**EXERCISE OBJECTIVE**
Output the entries below unchanged, except for the pictures.
Segment Start: MATERIAL TO PROCESS
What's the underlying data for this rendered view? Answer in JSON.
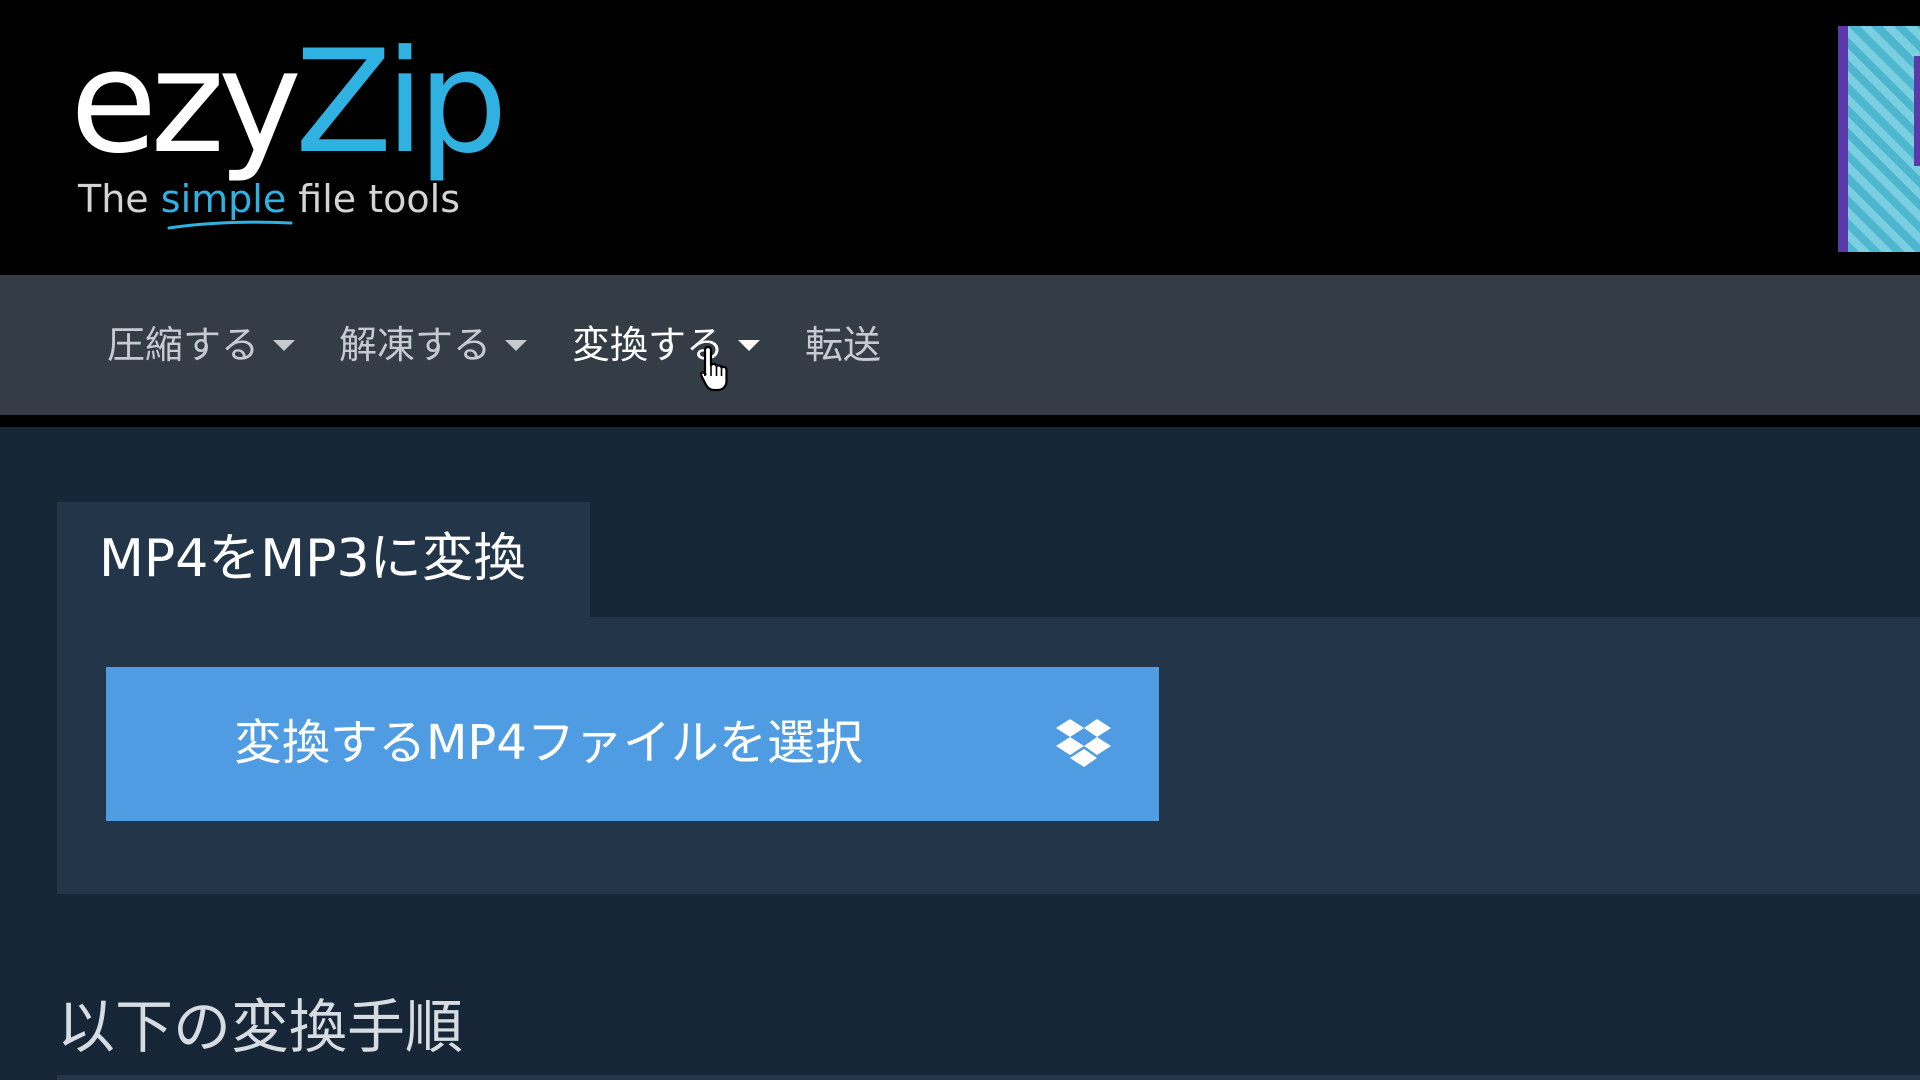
{
  "header": {
    "logo": {
      "main_left": "ezy",
      "main_right": "Zip",
      "tagline_before": "The ",
      "tagline_highlight": "simple",
      "tagline_after": " file tools"
    }
  },
  "nav": {
    "items": [
      {
        "label": "圧縮する",
        "has_dropdown": true
      },
      {
        "label": "解凍する",
        "has_dropdown": true
      },
      {
        "label": "変換する",
        "has_dropdown": true,
        "hovered": true
      },
      {
        "label": "転送",
        "has_dropdown": false
      }
    ]
  },
  "converter": {
    "tab_title": "MP4をMP3に変換",
    "select_button_label": "変換するMP4ファイルを選択",
    "cloud_icon": "dropbox-icon"
  },
  "steps": {
    "heading": "以下の変換手順"
  },
  "colors": {
    "header_bg": "#000000",
    "brand_blue": "#2fb2e2",
    "nav_bg": "#343d46",
    "page_bg": "#162636",
    "panel_bg": "#233649",
    "button_bg": "#4f9ce3"
  }
}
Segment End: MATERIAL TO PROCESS
**SOLUTION**
What's the underlying data for this rendered view? Answer in JSON.
{
  "header": {
    "logo": {
      "main_left": "ezy",
      "main_right": "Zip",
      "tagline_before": "The ",
      "tagline_highlight": "simple",
      "tagline_after": " file tools"
    }
  },
  "nav": {
    "items": [
      {
        "label": "圧縮する",
        "has_dropdown": true
      },
      {
        "label": "解凍する",
        "has_dropdown": true
      },
      {
        "label": "変換する",
        "has_dropdown": true,
        "hovered": true
      },
      {
        "label": "転送",
        "has_dropdown": false
      }
    ]
  },
  "converter": {
    "tab_title": "MP4をMP3に変換",
    "select_button_label": "変換するMP4ファイルを選択",
    "cloud_icon": "dropbox-icon"
  },
  "steps": {
    "heading": "以下の変換手順"
  },
  "colors": {
    "header_bg": "#000000",
    "brand_blue": "#2fb2e2",
    "nav_bg": "#343d46",
    "page_bg": "#162636",
    "panel_bg": "#233649",
    "button_bg": "#4f9ce3"
  }
}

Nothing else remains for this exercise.